According to a July 2 notice published in the Federal Register
, the petition was received in July 2018. That gives the agency till sometime in July 2020 decide whether the objections raised by recognized tribes and their citizens outweigh other Indigenous voices.
The timing is crucial because the June 2016 settlement
, as entered into court, expires in five years, or in June 2021. If it lapses without changes in existing regulations, the Lipan Apache people who are able to possess eagle feathers and eagle parts and submit applications to the National Eagle Repository will lose their abilities and rights under the agreement.
Should the Fish and Wildlife Service, which is part of the Department of the Interior
, move forward with the petition, a formal rule will be proposed. Such an action would trigger more public comment.
"Any changes to existing rules will be subject to a public comment period, and tribal consultation," an April 30 notice in the Federal Register
Soto isn't the only Indigenous person who has successfully challenged the existing system. In 2001, the 10th Circuit Court of Appeals
held that the government could not deny Joseluis Saenz, who belongs to the Chiricahua Apache Tribe in neighboring New Mexico, the ability to possess eagle feathers
. His eagle items, which had been seized, were returned him and the government was ordered to pay him $50,000 in legal fees.
Note: Thumbnail photo from The Becket Fund for Religious Liberty.
Members and friends, The Dept of Interior Fish & Wildlife has decided to extend the comment period on changing the Eagle...Posted by Lipan Apache Tribe: Tribal Council Page on Tuesday, July 2, 2019
Federal Register Notices
and Golden Eagle Protection Act and Migratory Bird Treaty Act; Religious Use of
(April 30, 2019)
and Golden Eagle Protection Act and Migratory Bird Treaty Act; Religious Use of
Feathers; Extension of Comment Period
(July 2, 2019)
Department of Justice PolicyMemorandum:
Possession or Use of the Feathers or Other Parts of Federally Protected Birds
for Tribal Cultural and Religious Purposes
(October 12, 2012
5th Circuit Court of Appeals Decision McAllen
Grace Brethren Church v. Salazar
(August 20, 2014)
Join the Conversation

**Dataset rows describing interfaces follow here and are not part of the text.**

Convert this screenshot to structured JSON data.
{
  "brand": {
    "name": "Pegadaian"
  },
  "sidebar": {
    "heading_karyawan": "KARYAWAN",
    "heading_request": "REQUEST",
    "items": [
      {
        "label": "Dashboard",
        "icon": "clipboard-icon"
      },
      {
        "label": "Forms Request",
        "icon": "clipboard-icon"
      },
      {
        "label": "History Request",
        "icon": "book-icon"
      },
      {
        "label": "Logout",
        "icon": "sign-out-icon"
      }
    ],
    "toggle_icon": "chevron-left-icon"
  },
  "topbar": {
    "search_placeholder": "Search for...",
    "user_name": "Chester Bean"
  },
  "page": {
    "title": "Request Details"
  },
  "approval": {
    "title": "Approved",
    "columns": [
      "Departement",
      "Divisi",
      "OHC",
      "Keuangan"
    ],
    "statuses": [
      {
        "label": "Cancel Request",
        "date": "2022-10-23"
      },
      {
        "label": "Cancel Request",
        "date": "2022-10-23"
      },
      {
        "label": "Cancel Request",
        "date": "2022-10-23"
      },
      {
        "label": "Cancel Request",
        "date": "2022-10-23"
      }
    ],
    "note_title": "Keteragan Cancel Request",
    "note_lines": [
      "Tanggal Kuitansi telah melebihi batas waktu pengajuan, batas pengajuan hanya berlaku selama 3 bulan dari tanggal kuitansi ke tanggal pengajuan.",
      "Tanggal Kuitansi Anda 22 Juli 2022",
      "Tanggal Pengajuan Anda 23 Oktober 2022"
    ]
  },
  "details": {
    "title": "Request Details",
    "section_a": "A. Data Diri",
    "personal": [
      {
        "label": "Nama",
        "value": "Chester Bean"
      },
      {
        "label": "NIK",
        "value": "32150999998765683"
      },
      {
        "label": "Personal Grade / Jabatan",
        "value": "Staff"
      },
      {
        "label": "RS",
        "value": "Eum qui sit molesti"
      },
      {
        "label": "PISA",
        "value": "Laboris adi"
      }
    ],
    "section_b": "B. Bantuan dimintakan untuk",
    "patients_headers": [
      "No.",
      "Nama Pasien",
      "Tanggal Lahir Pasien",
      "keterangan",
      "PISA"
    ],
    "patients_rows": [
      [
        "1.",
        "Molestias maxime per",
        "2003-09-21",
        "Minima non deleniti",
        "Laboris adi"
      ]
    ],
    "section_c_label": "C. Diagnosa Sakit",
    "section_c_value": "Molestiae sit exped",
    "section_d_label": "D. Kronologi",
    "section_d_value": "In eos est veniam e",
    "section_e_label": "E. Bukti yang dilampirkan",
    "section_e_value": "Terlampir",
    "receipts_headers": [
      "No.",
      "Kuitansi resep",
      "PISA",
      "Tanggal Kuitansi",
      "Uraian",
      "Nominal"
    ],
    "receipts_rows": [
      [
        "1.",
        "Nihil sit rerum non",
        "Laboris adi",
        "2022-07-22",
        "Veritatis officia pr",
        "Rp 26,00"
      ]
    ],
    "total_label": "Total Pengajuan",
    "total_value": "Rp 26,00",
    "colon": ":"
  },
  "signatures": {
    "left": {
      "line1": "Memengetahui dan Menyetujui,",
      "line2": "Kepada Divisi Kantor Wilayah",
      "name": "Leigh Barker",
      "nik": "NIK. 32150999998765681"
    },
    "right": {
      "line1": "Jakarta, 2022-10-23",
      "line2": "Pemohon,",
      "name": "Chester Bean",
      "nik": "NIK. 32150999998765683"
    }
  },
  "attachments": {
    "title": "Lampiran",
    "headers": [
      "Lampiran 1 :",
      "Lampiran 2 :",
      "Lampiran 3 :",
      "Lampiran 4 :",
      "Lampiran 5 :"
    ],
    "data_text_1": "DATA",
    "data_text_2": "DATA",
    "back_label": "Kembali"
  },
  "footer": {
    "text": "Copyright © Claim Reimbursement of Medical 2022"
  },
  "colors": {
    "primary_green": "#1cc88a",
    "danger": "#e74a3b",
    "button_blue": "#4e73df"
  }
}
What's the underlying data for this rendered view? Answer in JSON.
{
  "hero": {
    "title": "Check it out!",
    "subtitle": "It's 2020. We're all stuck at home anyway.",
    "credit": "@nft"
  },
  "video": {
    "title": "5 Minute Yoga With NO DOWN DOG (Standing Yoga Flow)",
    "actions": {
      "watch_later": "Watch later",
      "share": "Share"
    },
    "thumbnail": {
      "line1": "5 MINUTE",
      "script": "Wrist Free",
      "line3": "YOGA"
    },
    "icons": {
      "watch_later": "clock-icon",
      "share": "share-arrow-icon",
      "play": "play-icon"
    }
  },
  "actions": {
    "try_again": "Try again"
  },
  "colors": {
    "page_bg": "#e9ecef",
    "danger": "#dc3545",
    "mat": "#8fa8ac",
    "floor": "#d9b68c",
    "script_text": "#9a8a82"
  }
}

Soto: Lipan Apache Tribe wins long fight for eagle feathers
(July 8, 2016)
leader of Lipan Apache Tribe back in court over feathers
(May 28, 2015)
tribe in Texas hails ruling in eagle feather case
(August 26, 2014)